[Stored items from a collection]

[Start of section]

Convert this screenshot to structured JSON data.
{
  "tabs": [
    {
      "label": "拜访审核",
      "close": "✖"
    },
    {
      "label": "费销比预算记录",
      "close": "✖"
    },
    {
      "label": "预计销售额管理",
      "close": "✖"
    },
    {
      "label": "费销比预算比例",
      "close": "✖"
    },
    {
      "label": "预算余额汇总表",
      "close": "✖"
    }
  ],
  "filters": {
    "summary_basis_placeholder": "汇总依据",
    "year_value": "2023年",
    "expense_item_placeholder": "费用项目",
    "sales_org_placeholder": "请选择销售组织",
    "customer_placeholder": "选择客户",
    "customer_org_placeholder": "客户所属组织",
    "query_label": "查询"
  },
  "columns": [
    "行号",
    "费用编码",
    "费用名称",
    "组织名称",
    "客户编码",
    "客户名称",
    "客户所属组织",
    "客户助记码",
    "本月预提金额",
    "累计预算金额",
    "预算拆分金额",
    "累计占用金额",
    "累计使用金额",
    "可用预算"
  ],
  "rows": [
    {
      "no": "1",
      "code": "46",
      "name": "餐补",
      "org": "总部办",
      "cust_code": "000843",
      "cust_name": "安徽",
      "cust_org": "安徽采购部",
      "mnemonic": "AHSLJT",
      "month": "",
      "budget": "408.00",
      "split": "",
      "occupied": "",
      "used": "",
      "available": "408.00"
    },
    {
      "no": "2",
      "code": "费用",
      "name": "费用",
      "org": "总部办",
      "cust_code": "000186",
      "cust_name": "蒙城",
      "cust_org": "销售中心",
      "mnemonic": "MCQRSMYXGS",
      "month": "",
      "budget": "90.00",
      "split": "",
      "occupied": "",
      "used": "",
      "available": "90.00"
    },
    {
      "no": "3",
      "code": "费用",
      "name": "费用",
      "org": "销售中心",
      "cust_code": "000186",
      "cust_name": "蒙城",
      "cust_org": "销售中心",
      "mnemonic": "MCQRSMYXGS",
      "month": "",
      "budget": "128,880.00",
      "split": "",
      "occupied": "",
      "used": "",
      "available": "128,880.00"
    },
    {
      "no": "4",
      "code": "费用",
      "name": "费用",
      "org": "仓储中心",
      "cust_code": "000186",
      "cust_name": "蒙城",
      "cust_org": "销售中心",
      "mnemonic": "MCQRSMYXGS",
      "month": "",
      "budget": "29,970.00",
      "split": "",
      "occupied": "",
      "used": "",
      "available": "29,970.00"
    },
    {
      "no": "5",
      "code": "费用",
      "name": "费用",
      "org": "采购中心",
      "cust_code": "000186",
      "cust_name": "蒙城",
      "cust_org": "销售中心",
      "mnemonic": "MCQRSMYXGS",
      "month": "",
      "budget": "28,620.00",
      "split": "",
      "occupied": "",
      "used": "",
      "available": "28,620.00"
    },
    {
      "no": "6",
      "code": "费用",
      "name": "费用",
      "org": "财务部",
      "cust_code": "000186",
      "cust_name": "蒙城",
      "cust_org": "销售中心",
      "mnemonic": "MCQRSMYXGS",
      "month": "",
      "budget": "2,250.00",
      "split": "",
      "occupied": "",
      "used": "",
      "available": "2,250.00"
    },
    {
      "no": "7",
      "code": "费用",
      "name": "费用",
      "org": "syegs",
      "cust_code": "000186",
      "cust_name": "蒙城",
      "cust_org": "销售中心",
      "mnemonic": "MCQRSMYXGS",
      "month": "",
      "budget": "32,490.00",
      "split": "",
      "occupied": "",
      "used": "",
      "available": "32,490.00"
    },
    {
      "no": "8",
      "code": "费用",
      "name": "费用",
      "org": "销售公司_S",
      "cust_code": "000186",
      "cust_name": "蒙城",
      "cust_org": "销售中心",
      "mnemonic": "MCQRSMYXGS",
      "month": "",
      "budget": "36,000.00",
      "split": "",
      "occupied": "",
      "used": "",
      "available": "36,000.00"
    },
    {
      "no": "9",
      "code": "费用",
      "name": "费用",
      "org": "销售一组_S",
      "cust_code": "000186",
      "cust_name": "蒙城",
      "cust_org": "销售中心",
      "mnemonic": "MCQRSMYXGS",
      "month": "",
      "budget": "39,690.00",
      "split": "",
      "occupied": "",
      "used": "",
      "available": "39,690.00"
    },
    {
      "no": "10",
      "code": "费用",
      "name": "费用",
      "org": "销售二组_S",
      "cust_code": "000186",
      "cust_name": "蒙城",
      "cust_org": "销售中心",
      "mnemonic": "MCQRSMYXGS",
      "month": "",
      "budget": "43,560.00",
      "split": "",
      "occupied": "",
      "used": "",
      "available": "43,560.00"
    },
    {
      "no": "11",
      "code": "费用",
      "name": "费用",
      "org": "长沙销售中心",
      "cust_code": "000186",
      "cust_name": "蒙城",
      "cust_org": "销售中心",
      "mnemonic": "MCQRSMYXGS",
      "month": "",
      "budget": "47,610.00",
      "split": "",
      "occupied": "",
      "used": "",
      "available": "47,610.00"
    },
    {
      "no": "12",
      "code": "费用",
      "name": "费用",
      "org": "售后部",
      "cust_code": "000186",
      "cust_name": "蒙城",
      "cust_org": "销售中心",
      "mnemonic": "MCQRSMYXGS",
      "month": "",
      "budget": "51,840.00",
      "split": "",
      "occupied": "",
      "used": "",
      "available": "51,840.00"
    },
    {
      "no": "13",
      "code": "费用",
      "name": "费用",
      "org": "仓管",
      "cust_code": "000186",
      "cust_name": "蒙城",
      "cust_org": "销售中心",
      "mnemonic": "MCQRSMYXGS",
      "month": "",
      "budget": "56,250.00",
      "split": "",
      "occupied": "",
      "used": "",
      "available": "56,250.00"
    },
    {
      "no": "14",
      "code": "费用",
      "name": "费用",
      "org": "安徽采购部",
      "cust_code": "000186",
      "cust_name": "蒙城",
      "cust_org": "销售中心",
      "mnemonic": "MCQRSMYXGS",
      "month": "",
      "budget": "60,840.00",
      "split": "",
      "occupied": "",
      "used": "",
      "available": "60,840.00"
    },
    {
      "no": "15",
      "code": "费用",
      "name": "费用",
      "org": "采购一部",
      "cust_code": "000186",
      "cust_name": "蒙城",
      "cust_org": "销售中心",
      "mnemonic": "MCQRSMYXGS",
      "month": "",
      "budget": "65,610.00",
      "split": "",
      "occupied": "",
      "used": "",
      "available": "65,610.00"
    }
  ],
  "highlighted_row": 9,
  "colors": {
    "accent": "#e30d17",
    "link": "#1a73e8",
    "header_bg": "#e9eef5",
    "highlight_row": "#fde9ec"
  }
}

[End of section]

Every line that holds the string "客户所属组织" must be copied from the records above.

# [RESPONSE BOX]
    "customer_org_placeholder": "客户所属组织",
    "客户所属组织",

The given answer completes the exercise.